■ **PROBLEM**
The data below is to be returned in full and exactly.

■ **GIVEN INFORMATION**

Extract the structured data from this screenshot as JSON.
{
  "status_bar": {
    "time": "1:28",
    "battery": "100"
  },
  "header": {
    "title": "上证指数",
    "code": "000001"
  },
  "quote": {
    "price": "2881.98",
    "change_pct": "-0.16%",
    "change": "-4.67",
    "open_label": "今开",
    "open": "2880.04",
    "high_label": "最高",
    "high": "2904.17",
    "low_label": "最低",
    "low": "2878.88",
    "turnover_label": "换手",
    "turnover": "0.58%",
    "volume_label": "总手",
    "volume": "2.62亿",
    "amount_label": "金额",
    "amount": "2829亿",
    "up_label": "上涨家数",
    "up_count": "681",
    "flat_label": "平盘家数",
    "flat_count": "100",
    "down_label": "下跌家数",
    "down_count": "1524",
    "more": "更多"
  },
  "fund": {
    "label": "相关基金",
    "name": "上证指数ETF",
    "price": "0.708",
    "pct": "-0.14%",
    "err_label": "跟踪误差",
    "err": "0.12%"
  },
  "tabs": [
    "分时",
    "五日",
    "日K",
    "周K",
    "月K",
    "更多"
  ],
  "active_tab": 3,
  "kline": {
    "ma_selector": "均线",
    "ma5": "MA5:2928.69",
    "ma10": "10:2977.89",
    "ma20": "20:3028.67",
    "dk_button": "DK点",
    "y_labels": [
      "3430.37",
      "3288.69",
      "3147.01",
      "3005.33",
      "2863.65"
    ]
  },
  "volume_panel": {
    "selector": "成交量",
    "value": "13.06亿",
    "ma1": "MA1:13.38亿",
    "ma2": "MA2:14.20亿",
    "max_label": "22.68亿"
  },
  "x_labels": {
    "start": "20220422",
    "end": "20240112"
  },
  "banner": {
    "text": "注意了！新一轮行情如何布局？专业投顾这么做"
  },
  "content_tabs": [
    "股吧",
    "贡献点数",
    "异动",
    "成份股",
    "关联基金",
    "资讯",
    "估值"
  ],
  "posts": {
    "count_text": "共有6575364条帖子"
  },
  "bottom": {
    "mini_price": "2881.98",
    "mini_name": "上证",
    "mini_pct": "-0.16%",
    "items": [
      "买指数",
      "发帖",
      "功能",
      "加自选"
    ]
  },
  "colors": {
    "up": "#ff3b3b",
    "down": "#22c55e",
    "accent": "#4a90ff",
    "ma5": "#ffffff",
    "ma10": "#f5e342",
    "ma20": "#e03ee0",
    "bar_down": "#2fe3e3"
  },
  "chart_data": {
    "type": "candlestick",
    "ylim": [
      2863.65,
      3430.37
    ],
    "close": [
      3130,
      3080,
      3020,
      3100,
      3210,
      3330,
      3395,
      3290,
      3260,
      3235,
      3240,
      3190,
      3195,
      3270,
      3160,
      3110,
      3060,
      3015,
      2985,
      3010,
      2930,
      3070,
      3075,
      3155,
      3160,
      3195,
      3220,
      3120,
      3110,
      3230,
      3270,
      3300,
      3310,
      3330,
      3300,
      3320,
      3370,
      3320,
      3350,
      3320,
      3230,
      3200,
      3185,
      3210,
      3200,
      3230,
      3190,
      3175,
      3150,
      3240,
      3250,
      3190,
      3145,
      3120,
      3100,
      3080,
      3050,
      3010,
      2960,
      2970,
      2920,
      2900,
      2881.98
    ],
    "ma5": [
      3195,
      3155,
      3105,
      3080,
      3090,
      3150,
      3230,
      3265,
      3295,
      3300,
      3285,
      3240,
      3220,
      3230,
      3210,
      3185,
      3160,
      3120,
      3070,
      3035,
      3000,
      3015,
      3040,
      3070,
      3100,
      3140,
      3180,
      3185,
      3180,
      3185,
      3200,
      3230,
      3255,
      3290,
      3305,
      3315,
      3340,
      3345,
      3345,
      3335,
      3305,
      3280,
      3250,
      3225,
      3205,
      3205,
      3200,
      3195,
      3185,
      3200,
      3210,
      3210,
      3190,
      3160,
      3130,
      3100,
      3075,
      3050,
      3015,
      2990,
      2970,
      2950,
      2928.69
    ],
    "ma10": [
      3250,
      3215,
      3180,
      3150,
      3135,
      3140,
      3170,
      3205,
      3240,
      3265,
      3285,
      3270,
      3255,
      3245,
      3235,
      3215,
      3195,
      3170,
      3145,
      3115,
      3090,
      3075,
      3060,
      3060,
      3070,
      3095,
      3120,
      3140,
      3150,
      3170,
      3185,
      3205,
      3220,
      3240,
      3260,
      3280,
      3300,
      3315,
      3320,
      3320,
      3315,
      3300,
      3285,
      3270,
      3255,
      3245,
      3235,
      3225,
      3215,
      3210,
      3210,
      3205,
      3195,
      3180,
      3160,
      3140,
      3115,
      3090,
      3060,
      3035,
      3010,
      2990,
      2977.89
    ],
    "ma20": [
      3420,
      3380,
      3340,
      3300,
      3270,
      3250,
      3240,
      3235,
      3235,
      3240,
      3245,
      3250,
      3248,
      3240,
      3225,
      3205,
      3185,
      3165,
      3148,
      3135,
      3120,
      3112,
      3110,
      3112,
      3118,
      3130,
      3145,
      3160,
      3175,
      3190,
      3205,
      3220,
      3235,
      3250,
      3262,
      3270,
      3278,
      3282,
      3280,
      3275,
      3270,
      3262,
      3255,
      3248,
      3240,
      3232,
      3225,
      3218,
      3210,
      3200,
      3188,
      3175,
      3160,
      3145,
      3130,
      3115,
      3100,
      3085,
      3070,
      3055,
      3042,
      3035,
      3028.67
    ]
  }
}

■ **SOLUTION FOR THIS EXERCISE**
Extract the structured data from this screenshot as JSON.
{
  "status_bar": {
    "time": "1:28",
    "battery": "100"
  },
  "header": {
    "title": "上证指数",
    "code": "000001"
  },
  "quote": {
    "price": "2881.98",
    "change_pct": "-0.16%",
    "change": "-4.67",
    "open_label": "今开",
    "open": "2880.04",
    "high_label": "最高",
    "high": "2904.17",
    "low_label": "最低",
    "low": "2878.88",
    "turnover_label": "换手",
    "turnover": "0.58%",
    "volume_label": "总手",
    "volume": "2.62亿",
    "amount_label": "金额",
    "amount": "2829亿",
    "up_label": "上涨家数",
    "up_count": "681",
    "flat_label": "平盘家数",
    "flat_count": "100",
    "down_label": "下跌家数",
    "down_count": "1524",
    "more": "更多"
  },
  "fund": {
    "label": "相关基金",
    "name": "上证指数ETF",
    "price": "0.708",
    "pct": "-0.14%",
    "err_label": "跟踪误差",
    "err": "0.12%"
  },
  "tabs": [
    "分时",
    "五日",
    "日K",
    "周K",
    "月K",
    "更多"
  ],
  "active_tab": 3,
  "kline": {
    "ma_selector": "均线",
    "ma5": "MA5:2928.69",
    "ma10": "10:2977.89",
    "ma20": "20:3028.67",
    "dk_button": "DK点",
    "y_labels": [
      "3430.37",
      "3288.69",
      "3147.01",
      "3005.33",
      "2863.65"
    ]
  },
  "volume_panel": {
    "selector": "成交量",
    "value": "13.06亿",
    "ma1": "MA1:13.38亿",
    "ma2": "MA2:14.20亿",
    "max_label": "22.68亿"
  },
  "x_labels": {
    "start": "20220422",
    "end": "20240112"
  },
  "banner": {
    "text": "注意了！新一轮行情如何布局？专业投顾这么做"
  },
  "content_tabs": [
    "股吧",
    "贡献点数",
    "异动",
    "成份股",
    "关联基金",
    "资讯",
    "估值"
  ],
  "posts": {
    "count_text": "共有6575364条帖子"
  },
  "bottom": {
    "mini_price": "2881.98",
    "mini_name": "上证",
    "mini_pct": "-0.16%",
    "items": [
      "买指数",
      "发帖",
      "功能",
      "加自选"
    ]
  },
  "colors": {
    "up": "#ff3b3b",
    "down": "#22c55e",
    "accent": "#4a90ff",
    "ma5": "#ffffff",
    "ma10": "#f5e342",
    "ma20": "#e03ee0",
    "bar_down": "#2fe3e3"
  },
  "chart_data": {
    "type": "candlestick",
    "ylim": [
      2863.65,
      3430.37
    ],
    "close": [
      3130,
      3080,
      3020,
      3100,
      3210,
      3330,
      3395,
      3290,
      3260,
      3235,
      3240,
      3190,
      3195,
      3270,
      3160,
      3110,
      3060,
      3015,
      2985,
      3010,
      2930,
      3070,
      3075,
      3155,
      3160,
      3195,
      3220,
      3120,
      3110,
      3230,
      3270,
      3300,
      3310,
      3330,
      3300,
      3320,
      3370,
      3320,
      3350,
      3320,
      3230,
      3200,
      3185,
      3210,
      3200,
      3230,
      3190,
      3175,
      3150,
      3240,
      3250,
      3190,
      3145,
      3120,
      3100,
      3080,
      3050,
      3010,
      2960,
      2970,
      2920,
      2900,
      2881.98
    ],
    "ma5": [
      3195,
      3155,
      3105,
      3080,
      3090,
      3150,
      3230,
      3265,
      3295,
      3300,
      3285,
      3240,
      3220,
      3230,
      3210,
      3185,
      3160,
      3120,
      3070,
      3035,
      3000,
      3015,
      3040,
      3070,
      3100,
      3140,
      3180,
      3185,
      3180,
      3185,
      3200,
      3230,
      3255,
      3290,
      3305,
      3315,
      3340,
      3345,
      3345,
      3335,
      3305,
      3280,
      3250,
      3225,
      3205,
      3205,
      3200,
      3195,
      3185,
      3200,
      3210,
      3210,
      3190,
      3160,
      3130,
      3100,
      3075,
      3050,
      3015,
      2990,
      2970,
      2950,
      2928.69
    ],
    "ma10": [
      3250,
      3215,
      3180,
      3150,
      3135,
      3140,
      3170,
      3205,
      3240,
      3265,
      3285,
      3270,
      3255,
      3245,
      3235,
      3215,
      3195,
      3170,
      3145,
      3115,
      3090,
      3075,
      3060,
      3060,
      3070,
      3095,
      3120,
      3140,
      3150,
      3170,
      3185,
      3205,
      3220,
      3240,
      3260,
      3280,
      3300,
      3315,
      3320,
      3320,
      3315,
      3300,
      3285,
      3270,
      3255,
      3245,
      3235,
      3225,
      3215,
      3210,
      3210,
      3205,
      3195,
      3180,
      3160,
      3140,
      3115,
      3090,
      3060,
      3035,
      3010,
      2990,
      2977.89
    ],
    "ma20": [
      3420,
      3380,
      3340,
      3300,
      3270,
      3250,
      3240,
      3235,
      3235,
      3240,
      3245,
      3250,
      3248,
      3240,
      3225,
      3205,
      3185,
      3165,
      3148,
      3135,
      3120,
      3112,
      3110,
      3112,
      3118,
      3130,
      3145,
      3160,
      3175,
      3190,
      3205,
      3220,
      3235,
      3250,
      3262,
      3270,
      3278,
      3282,
      3280,
      3275,
      3270,
      3262,
      3255,
      3248,
      3240,
      3232,
      3225,
      3218,
      3210,
      3200,
      3188,
      3175,
      3160,
      3145,
      3130,
      3115,
      3100,
      3085,
      3070,
      3055,
      3042,
      3035,
      3028.67
    ]
  }
}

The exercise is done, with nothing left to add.